The mighty dollar is losing its luster as it declines for the second day in a row. This time the weakness is not caused by only profit taking although it contributed to the sell-off. The real driver of the pullback is disappointing U.S. data. Following this morning’s economic reports, the EUR/USD broke above 1.30 and USD/JPY tested 101. U.S. stock futures gave up their earlier gains and traded lower at the open. While we don’t feel that the data was terrible enough to warrant this reaction in currencies and equities, the long dollar / long stock trade is getting crowded and any piece of bad news was enough reason for investors to bail.
First quarter GDP growth was revised down to 2.4% from 2.5% as lower government spending and weaker inventory rebuilding offset stronger personal consumption. U.S. jobless claims also rose to 354K from 344K and continuing claims reached 2.986 million, up from 2.923 million. While they missed expectations, these economic reports don’t take the country off the road to recovery. While the economy grew less than expected in the first quarter, consumer consumption saw its biggest gain since the fourth quarter of 2010. Healthy U.S. demand should eventually lead to faster inventory replenishment and stronger underlying growth. Jobless claims increased but the absolute amount of claims filed is still relatively low and consistent with a continued labor market recovery. We feel that in due time, investors will realize that the Fed’s plans for tapering asset purchases won’t change because of today’s economic reports.
However there is a lot of uncertainty in the equity and currency markets. The Nikkei plunged 5% overnight and while the volatility is contained in Asia for the time being, it is making U.S. investors nervous. Between the volatility in Asian markets and threat of less stimulus from the Federal Reserve it may be difficult for the S&P 500 to make new highs. The following chart shows the correlation between the SPX and NKY. If Japanese stocks continue to fall it could indirectly trigger a top in U.S. markets as uncertainty spreads around the world.
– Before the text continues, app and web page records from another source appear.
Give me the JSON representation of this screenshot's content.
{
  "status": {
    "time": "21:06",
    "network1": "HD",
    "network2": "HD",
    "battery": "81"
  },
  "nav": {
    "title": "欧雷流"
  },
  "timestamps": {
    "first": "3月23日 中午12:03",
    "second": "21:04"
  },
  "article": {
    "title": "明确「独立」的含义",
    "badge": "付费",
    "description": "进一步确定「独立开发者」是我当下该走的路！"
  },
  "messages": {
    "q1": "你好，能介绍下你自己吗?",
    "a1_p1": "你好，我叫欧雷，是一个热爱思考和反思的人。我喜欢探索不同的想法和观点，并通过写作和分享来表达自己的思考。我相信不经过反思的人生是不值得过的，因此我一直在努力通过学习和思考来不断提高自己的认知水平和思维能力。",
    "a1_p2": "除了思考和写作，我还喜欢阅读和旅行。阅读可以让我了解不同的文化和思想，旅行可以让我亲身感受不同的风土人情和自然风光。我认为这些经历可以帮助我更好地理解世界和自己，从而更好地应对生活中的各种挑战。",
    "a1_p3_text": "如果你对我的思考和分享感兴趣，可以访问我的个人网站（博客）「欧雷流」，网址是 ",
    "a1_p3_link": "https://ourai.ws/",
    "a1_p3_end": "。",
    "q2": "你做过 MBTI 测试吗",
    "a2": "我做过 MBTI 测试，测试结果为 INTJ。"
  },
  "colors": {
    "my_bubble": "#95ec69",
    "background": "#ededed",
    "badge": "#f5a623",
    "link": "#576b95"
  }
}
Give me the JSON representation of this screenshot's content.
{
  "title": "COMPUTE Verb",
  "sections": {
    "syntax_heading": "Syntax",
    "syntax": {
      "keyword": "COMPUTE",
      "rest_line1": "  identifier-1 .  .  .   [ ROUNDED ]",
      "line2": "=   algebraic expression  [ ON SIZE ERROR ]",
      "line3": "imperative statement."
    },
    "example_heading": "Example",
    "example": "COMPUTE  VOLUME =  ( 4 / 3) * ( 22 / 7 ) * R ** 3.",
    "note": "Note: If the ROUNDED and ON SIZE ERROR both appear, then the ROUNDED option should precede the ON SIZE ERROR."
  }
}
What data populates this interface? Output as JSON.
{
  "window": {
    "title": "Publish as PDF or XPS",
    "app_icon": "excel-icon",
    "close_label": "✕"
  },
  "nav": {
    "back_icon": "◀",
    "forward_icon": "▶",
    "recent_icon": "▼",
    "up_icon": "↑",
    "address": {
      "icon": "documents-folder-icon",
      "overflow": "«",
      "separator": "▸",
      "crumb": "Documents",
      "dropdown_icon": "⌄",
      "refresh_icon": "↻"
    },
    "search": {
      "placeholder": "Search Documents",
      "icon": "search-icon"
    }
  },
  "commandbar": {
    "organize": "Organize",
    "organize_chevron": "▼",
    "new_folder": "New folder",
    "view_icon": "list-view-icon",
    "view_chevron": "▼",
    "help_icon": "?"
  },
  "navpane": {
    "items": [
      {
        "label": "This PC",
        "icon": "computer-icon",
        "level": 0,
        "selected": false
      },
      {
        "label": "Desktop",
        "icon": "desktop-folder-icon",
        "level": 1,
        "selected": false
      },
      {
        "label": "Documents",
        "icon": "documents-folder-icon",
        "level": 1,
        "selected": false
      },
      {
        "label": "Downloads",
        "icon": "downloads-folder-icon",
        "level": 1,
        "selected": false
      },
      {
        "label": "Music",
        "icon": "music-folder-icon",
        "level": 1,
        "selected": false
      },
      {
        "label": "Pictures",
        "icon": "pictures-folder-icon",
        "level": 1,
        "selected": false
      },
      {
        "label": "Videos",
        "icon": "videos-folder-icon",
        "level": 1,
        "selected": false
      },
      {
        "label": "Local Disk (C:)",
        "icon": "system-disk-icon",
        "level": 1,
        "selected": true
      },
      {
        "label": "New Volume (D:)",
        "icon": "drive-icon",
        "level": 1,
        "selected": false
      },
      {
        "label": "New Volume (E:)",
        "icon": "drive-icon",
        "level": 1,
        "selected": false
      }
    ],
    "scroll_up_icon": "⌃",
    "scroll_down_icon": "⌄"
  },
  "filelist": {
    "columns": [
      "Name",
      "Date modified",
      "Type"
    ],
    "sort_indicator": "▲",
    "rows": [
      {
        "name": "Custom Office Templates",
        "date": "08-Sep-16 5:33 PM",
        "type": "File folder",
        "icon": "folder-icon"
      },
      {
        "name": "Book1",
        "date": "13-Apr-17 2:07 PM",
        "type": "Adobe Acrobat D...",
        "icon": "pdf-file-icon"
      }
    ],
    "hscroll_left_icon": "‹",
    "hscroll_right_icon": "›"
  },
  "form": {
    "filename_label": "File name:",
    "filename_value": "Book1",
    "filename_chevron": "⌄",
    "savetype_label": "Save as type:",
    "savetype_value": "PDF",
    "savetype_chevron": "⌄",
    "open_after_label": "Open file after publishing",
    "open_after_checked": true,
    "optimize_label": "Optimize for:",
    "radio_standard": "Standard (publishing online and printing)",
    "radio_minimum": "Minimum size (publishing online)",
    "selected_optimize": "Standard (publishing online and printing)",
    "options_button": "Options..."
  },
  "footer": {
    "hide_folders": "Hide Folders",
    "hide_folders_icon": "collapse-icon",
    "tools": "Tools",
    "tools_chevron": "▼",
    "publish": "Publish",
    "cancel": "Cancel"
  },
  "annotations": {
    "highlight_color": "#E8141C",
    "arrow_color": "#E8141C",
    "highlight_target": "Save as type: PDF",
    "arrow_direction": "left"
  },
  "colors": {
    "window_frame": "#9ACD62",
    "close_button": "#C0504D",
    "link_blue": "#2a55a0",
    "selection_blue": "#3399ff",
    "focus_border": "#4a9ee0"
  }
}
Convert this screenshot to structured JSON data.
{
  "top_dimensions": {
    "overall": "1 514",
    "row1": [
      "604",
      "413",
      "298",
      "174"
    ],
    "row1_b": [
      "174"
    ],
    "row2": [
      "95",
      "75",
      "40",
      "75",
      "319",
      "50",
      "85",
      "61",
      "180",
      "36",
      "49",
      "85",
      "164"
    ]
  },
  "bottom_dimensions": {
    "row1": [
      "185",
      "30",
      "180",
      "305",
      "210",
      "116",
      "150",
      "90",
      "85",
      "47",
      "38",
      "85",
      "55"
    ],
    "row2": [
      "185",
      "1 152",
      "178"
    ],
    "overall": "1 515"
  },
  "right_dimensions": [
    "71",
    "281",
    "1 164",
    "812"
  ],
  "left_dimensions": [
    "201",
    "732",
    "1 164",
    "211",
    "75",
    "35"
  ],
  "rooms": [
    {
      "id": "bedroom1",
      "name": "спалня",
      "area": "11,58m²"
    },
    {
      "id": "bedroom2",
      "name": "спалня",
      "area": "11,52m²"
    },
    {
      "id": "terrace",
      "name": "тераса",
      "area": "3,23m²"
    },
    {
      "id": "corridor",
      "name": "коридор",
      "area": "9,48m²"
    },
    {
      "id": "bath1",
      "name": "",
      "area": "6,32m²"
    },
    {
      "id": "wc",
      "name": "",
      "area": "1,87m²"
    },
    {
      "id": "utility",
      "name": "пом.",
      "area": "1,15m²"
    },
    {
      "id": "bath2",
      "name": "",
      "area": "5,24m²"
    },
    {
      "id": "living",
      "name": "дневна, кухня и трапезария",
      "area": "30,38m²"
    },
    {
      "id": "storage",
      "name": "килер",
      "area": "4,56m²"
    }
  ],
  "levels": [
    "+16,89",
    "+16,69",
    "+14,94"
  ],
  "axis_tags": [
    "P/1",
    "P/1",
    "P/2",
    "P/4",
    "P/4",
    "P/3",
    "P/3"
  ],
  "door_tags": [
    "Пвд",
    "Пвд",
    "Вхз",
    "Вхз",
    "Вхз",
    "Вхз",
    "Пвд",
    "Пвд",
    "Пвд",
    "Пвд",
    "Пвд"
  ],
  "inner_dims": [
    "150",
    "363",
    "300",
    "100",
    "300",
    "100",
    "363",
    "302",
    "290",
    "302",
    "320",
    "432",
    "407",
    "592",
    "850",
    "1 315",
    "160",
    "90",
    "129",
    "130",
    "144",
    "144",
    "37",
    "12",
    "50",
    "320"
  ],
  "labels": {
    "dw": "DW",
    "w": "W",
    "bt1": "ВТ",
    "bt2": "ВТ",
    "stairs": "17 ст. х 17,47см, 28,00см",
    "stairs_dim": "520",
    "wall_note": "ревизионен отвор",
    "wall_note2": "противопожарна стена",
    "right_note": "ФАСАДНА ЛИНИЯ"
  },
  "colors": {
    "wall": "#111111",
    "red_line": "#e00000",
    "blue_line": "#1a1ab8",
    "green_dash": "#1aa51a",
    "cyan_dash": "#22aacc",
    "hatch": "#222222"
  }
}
For USD/JPY, a top in stocks accompanied by continued selling of foreign bonds leaves 103.74 as the near term top. Further gains would now require additional action by the Bank of Japan.